## TASK INSTRUCTIONS
Could you copy out all the lines in the material below where the word "quiero" occurs?
*** TASK MATERIAL Section Begins ***
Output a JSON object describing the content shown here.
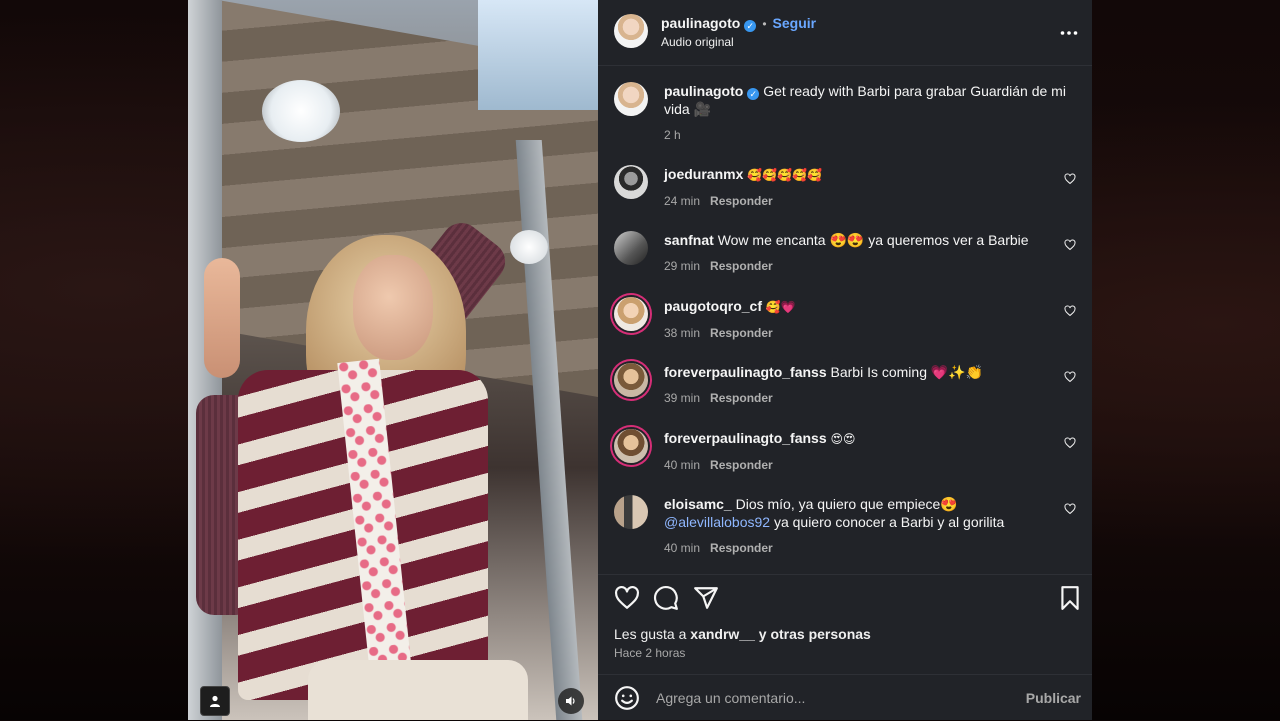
{
  "post": {
    "author": "paulinagoto",
    "verified": true,
    "follow_label": "Seguir",
    "audio_label": "Audio original",
    "caption": "Get ready with Barbi para grabar Guardián de mi vida 🎥",
    "caption_time": "2 h",
    "likes_prefix": "Les gusta a",
    "likes_user": "xandrw__",
    "likes_suffix": "y otras personas",
    "posted_ago": "Hace 2 horas"
  },
  "comments": [
    {
      "user": "joeduranmx",
      "text": "🥰🥰🥰🥰🥰",
      "time": "24 min",
      "reply_label": "Responder"
    },
    {
      "user": "sanfnat",
      "text": "Wow me encanta 😍😍 ya queremos ver a Barbie",
      "time": "29 min",
      "reply_label": "Responder"
    },
    {
      "user": "paugotoqro_cf",
      "text": "🥰💗",
      "time": "38 min",
      "reply_label": "Responder"
    },
    {
      "user": "foreverpaulinagto_fanss",
      "text": "Barbi Is coming 💗✨👏",
      "time": "39 min",
      "reply_label": "Responder"
    },
    {
      "user": "foreverpaulinagto_fanss",
      "text": "😍😍",
      "time": "40 min",
      "reply_label": "Responder"
    },
    {
      "user": "eloisamc_",
      "text": "Dios mío, ya quiero que empiece😍",
      "mention": "@alevillalobos92",
      "text2": "ya quiero conocer a Barbi y al gorilita",
      "time": "40 min",
      "reply_label": "Responder"
    }
  ],
  "composer": {
    "placeholder": "Agrega un comentario...",
    "publish_label": "Publicar"
  },
  "colors": {
    "panel_bg": "#212328",
    "link_blue": "#6aa7ff",
    "verified_blue": "#3897f0",
    "story_ring": "#d62e77"
  },
  "icons": [
    "more-options-icon",
    "heart-icon",
    "comment-icon",
    "share-icon",
    "bookmark-icon",
    "emoji-icon",
    "user-tag-icon",
    "speaker-icon",
    "verified-icon"
  ]
}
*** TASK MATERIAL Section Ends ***
## EXPECTED ANSWER
      "text": "Dios mío, ya quiero que empiece😍",
      "text2": "ya quiero conocer a Barbi y al gorilita",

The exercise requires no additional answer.